START Dataset

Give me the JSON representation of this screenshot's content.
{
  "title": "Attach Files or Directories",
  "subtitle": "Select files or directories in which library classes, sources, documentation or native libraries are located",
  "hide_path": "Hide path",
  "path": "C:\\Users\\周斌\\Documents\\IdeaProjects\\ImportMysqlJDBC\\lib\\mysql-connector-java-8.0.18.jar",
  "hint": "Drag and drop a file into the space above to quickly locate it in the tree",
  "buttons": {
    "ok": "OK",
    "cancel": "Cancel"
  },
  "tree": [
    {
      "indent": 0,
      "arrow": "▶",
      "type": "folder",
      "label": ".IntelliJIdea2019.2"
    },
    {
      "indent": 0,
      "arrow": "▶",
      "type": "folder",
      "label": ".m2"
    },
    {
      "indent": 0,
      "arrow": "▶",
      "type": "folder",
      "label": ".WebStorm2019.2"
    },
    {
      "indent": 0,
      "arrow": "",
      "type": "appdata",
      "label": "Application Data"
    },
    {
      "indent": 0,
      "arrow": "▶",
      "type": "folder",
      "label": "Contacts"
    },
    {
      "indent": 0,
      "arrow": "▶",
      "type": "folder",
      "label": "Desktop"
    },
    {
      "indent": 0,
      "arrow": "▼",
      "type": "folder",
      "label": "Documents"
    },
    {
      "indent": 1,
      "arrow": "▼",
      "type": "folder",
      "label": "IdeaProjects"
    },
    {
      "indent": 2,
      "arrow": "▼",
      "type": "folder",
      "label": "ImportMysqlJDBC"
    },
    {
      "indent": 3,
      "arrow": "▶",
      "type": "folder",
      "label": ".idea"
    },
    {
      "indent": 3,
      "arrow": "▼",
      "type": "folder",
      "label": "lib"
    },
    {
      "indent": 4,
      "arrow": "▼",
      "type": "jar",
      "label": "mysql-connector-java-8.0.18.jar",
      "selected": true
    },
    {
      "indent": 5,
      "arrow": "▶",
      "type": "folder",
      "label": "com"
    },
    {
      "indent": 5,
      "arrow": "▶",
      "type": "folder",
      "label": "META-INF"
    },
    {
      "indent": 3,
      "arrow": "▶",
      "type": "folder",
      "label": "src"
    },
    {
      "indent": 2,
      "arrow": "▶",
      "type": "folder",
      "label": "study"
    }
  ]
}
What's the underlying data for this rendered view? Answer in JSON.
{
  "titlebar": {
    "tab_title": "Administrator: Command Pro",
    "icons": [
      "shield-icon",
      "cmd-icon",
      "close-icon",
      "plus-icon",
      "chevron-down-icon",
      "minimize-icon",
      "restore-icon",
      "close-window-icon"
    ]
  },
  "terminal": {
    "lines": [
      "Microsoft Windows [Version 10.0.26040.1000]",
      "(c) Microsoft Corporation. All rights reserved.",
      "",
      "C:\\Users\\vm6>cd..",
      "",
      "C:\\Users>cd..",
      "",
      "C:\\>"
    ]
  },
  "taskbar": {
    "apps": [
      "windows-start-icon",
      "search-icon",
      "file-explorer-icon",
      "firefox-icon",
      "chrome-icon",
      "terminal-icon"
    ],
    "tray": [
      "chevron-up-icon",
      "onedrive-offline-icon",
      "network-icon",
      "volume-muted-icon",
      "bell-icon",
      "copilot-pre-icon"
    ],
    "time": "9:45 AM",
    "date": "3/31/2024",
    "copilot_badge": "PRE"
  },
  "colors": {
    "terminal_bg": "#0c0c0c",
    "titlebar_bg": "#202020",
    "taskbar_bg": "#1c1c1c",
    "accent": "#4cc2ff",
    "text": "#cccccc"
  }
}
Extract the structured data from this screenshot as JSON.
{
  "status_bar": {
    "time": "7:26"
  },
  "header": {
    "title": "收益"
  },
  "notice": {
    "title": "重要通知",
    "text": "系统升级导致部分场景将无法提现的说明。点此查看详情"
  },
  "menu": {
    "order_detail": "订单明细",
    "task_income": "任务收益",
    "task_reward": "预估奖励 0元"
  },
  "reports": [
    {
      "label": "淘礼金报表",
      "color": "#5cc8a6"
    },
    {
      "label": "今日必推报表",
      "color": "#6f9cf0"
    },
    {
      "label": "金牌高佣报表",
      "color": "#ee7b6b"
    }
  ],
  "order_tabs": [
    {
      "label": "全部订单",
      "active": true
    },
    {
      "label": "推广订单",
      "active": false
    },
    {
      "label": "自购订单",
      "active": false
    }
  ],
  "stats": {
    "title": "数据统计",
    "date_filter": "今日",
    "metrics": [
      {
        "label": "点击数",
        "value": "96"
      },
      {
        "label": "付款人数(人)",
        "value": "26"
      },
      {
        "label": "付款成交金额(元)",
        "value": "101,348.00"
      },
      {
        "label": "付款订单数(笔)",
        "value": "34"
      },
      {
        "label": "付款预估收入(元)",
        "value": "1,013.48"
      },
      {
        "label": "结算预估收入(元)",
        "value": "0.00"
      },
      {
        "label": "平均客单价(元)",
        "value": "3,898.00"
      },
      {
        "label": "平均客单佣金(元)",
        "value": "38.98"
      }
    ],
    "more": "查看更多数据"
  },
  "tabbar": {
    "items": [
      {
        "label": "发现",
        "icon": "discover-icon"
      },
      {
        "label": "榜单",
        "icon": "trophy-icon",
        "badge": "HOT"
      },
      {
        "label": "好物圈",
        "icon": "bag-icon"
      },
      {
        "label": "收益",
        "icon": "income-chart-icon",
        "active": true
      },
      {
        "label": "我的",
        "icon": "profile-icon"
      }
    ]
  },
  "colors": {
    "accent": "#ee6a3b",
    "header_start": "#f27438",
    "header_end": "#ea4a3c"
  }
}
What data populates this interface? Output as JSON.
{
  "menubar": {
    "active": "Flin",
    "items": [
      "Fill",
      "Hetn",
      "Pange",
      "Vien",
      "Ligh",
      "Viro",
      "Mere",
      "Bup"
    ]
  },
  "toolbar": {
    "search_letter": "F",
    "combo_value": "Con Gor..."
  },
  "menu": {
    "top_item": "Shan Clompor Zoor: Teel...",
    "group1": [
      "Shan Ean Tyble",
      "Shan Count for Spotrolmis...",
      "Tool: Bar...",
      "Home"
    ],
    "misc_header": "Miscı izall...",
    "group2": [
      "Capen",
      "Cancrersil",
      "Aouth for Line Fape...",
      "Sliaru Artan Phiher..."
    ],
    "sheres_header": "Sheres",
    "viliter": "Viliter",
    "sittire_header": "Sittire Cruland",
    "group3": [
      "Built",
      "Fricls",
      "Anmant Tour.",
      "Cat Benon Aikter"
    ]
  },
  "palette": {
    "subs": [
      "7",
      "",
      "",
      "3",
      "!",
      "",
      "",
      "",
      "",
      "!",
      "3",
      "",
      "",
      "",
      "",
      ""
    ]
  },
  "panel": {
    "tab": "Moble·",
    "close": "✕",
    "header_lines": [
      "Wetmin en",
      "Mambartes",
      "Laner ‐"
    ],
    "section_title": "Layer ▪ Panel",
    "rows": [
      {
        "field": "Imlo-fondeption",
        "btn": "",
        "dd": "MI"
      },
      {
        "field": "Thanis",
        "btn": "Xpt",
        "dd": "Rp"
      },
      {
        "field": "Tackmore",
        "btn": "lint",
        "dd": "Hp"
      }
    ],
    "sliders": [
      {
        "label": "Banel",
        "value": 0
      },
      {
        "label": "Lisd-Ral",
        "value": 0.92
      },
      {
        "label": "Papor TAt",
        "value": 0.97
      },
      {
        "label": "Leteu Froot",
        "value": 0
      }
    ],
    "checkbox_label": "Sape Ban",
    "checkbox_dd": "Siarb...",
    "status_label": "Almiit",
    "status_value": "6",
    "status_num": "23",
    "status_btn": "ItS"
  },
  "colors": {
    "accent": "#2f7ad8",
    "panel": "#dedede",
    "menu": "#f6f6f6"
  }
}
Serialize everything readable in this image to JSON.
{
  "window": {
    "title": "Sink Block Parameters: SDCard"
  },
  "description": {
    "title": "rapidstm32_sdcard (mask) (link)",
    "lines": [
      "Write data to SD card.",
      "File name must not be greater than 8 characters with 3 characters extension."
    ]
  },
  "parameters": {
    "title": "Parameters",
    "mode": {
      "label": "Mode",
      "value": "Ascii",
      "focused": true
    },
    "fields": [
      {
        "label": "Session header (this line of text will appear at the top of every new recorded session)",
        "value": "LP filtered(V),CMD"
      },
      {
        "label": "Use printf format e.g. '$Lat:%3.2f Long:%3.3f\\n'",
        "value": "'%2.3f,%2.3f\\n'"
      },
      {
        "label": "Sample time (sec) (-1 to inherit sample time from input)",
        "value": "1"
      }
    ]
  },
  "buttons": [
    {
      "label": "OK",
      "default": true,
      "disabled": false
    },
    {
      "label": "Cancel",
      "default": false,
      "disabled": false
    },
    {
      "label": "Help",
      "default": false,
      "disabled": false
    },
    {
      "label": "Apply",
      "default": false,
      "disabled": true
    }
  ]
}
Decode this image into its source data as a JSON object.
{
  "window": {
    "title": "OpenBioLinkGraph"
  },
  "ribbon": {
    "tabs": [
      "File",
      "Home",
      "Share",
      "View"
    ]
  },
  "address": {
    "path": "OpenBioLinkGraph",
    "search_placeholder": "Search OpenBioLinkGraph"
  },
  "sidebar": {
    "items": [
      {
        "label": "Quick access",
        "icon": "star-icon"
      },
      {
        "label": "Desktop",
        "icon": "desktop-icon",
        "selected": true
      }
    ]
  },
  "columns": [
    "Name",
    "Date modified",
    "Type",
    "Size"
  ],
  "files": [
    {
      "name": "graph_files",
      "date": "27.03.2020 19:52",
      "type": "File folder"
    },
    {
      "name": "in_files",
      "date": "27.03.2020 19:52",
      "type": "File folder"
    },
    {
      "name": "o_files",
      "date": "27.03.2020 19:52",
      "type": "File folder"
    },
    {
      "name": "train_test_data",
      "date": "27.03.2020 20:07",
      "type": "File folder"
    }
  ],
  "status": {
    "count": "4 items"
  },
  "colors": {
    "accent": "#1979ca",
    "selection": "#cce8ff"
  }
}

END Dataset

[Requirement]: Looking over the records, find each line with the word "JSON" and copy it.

[Exercise result]:
Give me the JSON representation of this screenshot's content.
What's the underlying data for this rendered view? Answer in JSON.
Extract the structured data from this screenshot as JSON.
What data populates this interface? Output as JSON.
Serialize everything readable in this image to JSON.
Decode this image into its source data as a JSON object.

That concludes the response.